[Web page and app entries]
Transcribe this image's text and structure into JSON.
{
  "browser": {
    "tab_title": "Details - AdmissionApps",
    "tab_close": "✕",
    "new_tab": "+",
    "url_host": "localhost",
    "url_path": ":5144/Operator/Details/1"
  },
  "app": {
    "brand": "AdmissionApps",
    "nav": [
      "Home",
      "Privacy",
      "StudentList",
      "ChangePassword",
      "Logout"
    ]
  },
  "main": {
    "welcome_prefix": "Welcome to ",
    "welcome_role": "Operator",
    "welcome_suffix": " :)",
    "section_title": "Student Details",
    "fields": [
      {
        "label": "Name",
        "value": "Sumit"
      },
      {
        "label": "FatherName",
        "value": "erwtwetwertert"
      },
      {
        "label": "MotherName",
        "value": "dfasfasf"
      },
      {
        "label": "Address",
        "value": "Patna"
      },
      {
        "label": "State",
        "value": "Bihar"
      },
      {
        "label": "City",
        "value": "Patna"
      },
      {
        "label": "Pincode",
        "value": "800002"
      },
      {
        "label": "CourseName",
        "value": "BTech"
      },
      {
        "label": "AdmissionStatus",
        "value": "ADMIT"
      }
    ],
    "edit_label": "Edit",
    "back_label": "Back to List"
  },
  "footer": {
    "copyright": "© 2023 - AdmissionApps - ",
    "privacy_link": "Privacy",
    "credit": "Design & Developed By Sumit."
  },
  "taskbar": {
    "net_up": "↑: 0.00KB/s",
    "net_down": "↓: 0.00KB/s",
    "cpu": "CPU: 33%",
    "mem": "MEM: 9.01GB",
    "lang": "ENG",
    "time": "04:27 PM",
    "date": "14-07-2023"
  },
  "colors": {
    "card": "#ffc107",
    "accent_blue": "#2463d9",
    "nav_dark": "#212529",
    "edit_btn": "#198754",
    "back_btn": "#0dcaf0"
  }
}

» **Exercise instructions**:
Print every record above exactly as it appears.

» **Response**:
Transcribe this image's text and structure into JSON.
{
  "browser": {
    "tab_title": "Details - AdmissionApps",
    "tab_close": "✕",
    "new_tab": "+",
    "url_host": "localhost",
    "url_path": ":5144/Operator/Details/1"
  },
  "app": {
    "brand": "AdmissionApps",
    "nav": [
      "Home",
      "Privacy",
      "StudentList",
      "ChangePassword",
      "Logout"
    ]
  },
  "main": {
    "welcome_prefix": "Welcome to ",
    "welcome_role": "Operator",
    "welcome_suffix": " :)",
    "section_title": "Student Details",
    "fields": [
      {
        "label": "Name",
        "value": "Sumit"
      },
      {
        "label": "FatherName",
        "value": "erwtwetwertert"
      },
      {
        "label": "MotherName",
        "value": "dfasfasf"
      },
      {
        "label": "Address",
        "value": "Patna"
      },
      {
        "label": "State",
        "value": "Bihar"
      },
      {
        "label": "City",
        "value": "Patna"
      },
      {
        "label": "Pincode",
        "value": "800002"
      },
      {
        "label": "CourseName",
        "value": "BTech"
      },
      {
        "label": "AdmissionStatus",
        "value": "ADMIT"
      }
    ],
    "edit_label": "Edit",
    "back_label": "Back to List"
  },
  "footer": {
    "copyright": "© 2023 - AdmissionApps - ",
    "privacy_link": "Privacy",
    "credit": "Design & Developed By Sumit."
  },
  "taskbar": {
    "net_up": "↑: 0.00KB/s",
    "net_down": "↓: 0.00KB/s",
    "cpu": "CPU: 33%",
    "mem": "MEM: 9.01GB",
    "lang": "ENG",
    "time": "04:27 PM",
    "date": "14-07-2023"
  },
  "colors": {
    "card": "#ffc107",
    "accent_blue": "#2463d9",
    "nav_dark": "#212529",
    "edit_btn": "#198754",
    "back_btn": "#0dcaf0"
  }
}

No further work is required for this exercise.